Our food acts as a natural laxative in many ways. Foods that are high in fiber, such as vegetables, fruits, and bran, add mass to the content of the intestine. This enables greater absorption and retention of moisture, making fecal masses softer and easier to pass through the colon. This is because the bulk of fiber moves through the intestines undigested. Coarse fiber particles irritate nerve endings in the intestine, stimulating peristalsis (intestinal movement). Also, some products like coffee, can have a laxative effect on the intestine.
In all instances, to remedy constipation, it is also necessary to drink sufficient fluids to soften fecal masses.
Bran Relieves Constipation!
Bran is a reliable and proven laxative for constipation. A daily intake of bran can restore normal intestinal function in about 60% of cases of constipation. This natural laxative increases the volume of bowel contents. Also, it does not artificially irritate nerve endings, as do pharmaceutical preparations, to which the intestines eventually cease to respond. Adding bran to the diet is the safest and cheapest method for treating and preventing constipation. Two oz. of bran each day doubles the fecal volume. In practice, everyone should determine for themselves the right dose of bran.
Rice bran is considered to be a very good laxative with benefits that exceed wheat bran. Its benefits have long been known in Asia. In one experiment, healthy people ate both wheat and rice bran. Stool frequency and volume were 25% greater with rice bran than wheat bran. Both types of bran equally influenced stool consistency and ease of bowel movements.
Recommended foods for constipation: bran (wheat or rice), the products of bran, whole grain bread, green vegetables, potatoes, carrots, beets, beans, dried fruits and berries, apples, citrus fruits, plums and especially prunes and laxative jam.
There is no point buying pharmaceuticals when there are natural and harmless products with laxative properties.
Warning! For constipation in young children, do not give them raw bran. Give them oatmeal, whole grain breads, fruits and vegetables, while drinking plenty of fluids.
For some people, a cup of black coffee is a good laxative. The action of coffee as a laxative agent was tested on men and women who drank real coffee, decaffinated coffee and clean hot water.

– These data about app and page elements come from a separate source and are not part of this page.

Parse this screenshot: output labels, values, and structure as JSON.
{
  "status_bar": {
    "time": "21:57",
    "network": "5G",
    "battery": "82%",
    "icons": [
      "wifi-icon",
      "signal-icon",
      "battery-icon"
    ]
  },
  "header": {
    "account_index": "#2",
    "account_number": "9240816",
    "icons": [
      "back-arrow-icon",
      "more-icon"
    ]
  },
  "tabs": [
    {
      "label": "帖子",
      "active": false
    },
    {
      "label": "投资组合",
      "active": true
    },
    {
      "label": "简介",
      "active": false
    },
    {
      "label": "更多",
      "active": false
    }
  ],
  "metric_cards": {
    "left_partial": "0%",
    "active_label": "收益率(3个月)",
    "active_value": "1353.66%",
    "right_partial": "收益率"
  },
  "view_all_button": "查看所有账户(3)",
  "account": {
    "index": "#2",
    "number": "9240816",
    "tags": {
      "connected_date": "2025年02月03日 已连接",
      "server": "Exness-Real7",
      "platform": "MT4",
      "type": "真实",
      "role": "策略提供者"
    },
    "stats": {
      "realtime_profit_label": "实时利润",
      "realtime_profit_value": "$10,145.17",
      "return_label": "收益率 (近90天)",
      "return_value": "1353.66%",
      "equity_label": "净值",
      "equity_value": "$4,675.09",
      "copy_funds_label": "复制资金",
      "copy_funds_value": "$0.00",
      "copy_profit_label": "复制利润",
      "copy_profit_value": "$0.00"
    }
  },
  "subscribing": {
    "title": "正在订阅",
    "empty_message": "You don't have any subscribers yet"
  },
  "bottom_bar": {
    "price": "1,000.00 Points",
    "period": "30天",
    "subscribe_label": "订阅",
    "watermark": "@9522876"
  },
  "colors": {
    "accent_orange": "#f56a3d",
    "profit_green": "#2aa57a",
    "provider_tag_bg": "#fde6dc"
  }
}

In each case the pressure and motility of the colon were then measured. Both types of coffee acted very quickly, within 4 minutes after intake. The researchers concluded that because coffee could not get into the colon so quickly, it must send impulses to the colon with the help of hormones or nervous reactions. It is interesting that coffee had a stronger effect on women than on the men. Hot water did not have any laxative effect.
Although coffee has laxative properties, at the same time it can cause constipation in some individuals. This is because the nerves of the colon become accustomed to the constant stimulant effect of caffeine and become sluggish. According to Scandinavian researchers, caffeine acts as a diuretic, disrupting the water balance of the body and withdraw a fluid from the intestine, where it is needed to soften the fecal masses. Stools become dry and hard, which is the cause of constipation. To test, try to take time off from coffee.
Attention! If you suffer from constipation, add fiber to your diet gradually, and drink at least 6 glasses of water a day. If you intake too much fiber at once and not enough liquid, swelling and bowel obstruction can result! A lack of fluids can cause dry stool and constipation! Gradually increase the intake of fiber over 6 weeks so that the body can adapt.
Mystery of Prunes
Prunes have long been reputed to be the best laxative. Although prunes are rich in fiber, scientists believe it is not the only determinate of its laxative property. For more than half a century, they searched for a substance in prunes that stimulates contractions of the walls of the intestines and increases the secretion of fluid. In 1951, three researchers from the Harrow laboratory (London), clamed solution of the mystery of prunes. They believed they had identified a substance, defenilisatine, similar to one used in laxatives. However, other scientists could not indentify this or any other substance that would act as alaxative. In later experiments on mice, it was thought that magnesium has a laxative effect. But, in later tests, dedicated and isolated, magnesium did not demonstrate this ability. "It appears that the substance is only valid in prunes" - the researchers concluded. The mystery of why prunes have a laxative effect, remains unsolved.
Laxative Jam Recipe
Here is a simple recipe for a jam laxative that has been tested over time for older people with constipation. Patients, who ate a tablespoon or two of the jam every day, realized increased frequency of bowel movements.
The recipe follows: 150 gr. dates (pitted)
150gr. prunes (pitted)
300-350 gr. water
Finely chop the figs and prunes. Put them in boiing water and cook until thick. Store the cooled mass in the refrigerator.
Determine for yourself the frequency and amount of laxative jam that works for you.
Constipation is one of the most common health problems associated with digestion. Most people mistakenly believe that they have constipation. Experts say that bowel movements can occur three times per week and three times a day, both normal. Symptoms of constipation are: the inability to defecate if desired, strain during and irregular bowel movements, hard dry stool and abdominal discomfort during bowel movements.